Mrs G F said:
‘My whole life has been affected by the negligent treatment I received. I should be enjoying my retirement with my husband but my much impaired eyesight affects almost everything on a daily basis. I’ve had to attend numerous medical appointments and my independence has been greatly affected.’
Amy Greaves said:
‘It is of course important that any eye condition is swiftly and correctly identified. Any delay in treatment can have devastating consequences and that was the motivation for our client electing to go private. The successful civil claim for Mrs G F was based on the fact that Mr Reuser appears not to be a glaucoma specialist and carried out the wrong procedure.’

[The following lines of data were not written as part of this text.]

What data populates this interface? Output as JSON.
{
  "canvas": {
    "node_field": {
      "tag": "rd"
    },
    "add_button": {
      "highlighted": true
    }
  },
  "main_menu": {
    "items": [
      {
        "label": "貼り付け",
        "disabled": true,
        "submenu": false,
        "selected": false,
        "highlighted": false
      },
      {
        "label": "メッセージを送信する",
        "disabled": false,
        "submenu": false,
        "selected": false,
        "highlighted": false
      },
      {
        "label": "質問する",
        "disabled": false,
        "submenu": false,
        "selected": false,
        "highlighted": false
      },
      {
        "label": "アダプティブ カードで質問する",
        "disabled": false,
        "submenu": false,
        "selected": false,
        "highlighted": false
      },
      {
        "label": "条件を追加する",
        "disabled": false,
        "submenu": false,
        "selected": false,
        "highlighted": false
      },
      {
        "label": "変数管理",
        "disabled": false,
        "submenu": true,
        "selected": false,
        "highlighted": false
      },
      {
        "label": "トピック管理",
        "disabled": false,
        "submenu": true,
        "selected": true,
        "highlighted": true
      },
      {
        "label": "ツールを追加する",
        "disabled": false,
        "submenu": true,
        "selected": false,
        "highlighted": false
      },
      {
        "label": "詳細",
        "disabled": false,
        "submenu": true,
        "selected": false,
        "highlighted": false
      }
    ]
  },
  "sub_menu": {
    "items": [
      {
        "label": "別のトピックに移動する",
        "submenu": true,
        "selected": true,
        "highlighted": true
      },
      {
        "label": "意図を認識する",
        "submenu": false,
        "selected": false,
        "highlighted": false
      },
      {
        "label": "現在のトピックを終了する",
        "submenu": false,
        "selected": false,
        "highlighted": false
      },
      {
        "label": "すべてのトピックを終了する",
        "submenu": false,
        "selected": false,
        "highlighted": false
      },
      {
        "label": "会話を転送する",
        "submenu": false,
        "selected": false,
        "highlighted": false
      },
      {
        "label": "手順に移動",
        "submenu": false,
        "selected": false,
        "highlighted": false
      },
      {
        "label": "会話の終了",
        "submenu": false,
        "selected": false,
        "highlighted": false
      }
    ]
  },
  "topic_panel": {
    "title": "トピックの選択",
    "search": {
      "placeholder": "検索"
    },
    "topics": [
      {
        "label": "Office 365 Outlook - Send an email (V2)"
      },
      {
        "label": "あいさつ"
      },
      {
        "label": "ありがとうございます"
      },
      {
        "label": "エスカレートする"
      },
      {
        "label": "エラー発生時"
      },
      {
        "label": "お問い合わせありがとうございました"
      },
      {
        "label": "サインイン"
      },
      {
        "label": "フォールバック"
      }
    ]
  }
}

During the course of the claim, Mr Reuser admitted that his decision to insert a multi focal lens was negligent. Had Mrs G F undergone laser treatment, or had a mono focal lens been used, on the balance of probabilities, all of her ongoing difficulties would have been avoided.
She was told that the ’straightforward’ procedure would reduce her dependence on glasses and cost around £3,000. She had suffered with a number of eye conditions since childhood, including retinitis pigmentosa (an inherited condition affecting the retina at the back of the eye) but was advised by the clinic that her conditions did not prevent her from undergoing the surgery.
After the surgery she suffered painful symptoms during her recovery. Her vision ultimately deteriorated rendering her far more dependent on glasses than she had been before the operation. She also suffered with symptoms of dry eyes, a common side-effect of laser eye surgery which is permanent.
Unhappy with the outcome and what she suspected might be sub-standard treatment, she instructed Richard Bannister, a lawyer specialising in medical negligence cases at Access Legal, to explore the possibility of making a claim.
Investigations carried out by Richard, a solicitor in the firm’s Birmingham medical negligence team, revealed that the advice to undergo laser eye surgery was inappropriate and that our client was not warned of the risks specific to her.
Her pre-existing eye condition meant that she was likely to develop cataracts at an earlier age. In view of this, it would have been better for her vision to be corrected by way of lens implant when she required surgery for cataracts some time in the future.
In fact she was never advised about this alternative form of treatment. Since March 2015, doctors, surgeons and any other professional offering clinical services must demonstrate that they have obtained a patient’s ‘informed consent’ to a proposed treatment or surgery. Failure to do so constitutes negligence and is a basis for making a claim should the patient suffer any harm. Information about the risks and alternatives should be explained in non-technical language. Reciting a jargon-laden list of medical terms is not enough to demonstrate ‘informed consent’.
There was clearly a failure to obtain that ’informed consent’ in this case, however, in addition Access Legal’s investigations and evidence from experts showed that the laser had been incorrectly programmed to take account of the curvature of the eye and this also contributed to the poor outcome.
The claim against the surgeon and the clinic became more complex and difficult than is usual in these cases since it became apparent that the surgeon had been performing procedures without professional indemnity insurance and the clinic had also been placed into administration, but was continuing to trade. Despite these difficulties, Access Legal continued to fight the legal case resulting in a settlement for a five-figure sum.
'You need to have a legal team who are caring, who you absolutely trust and who will tell you the truth. Certainly from our point of view Denise Stephens from Access Legal has been absolutely amazing.'
Our experienced ophthalmic negligence solicitors fight to make sure we achieve the best possible outcome and get a settlement which enables you to have the care and support you need for the future.Why Access Legal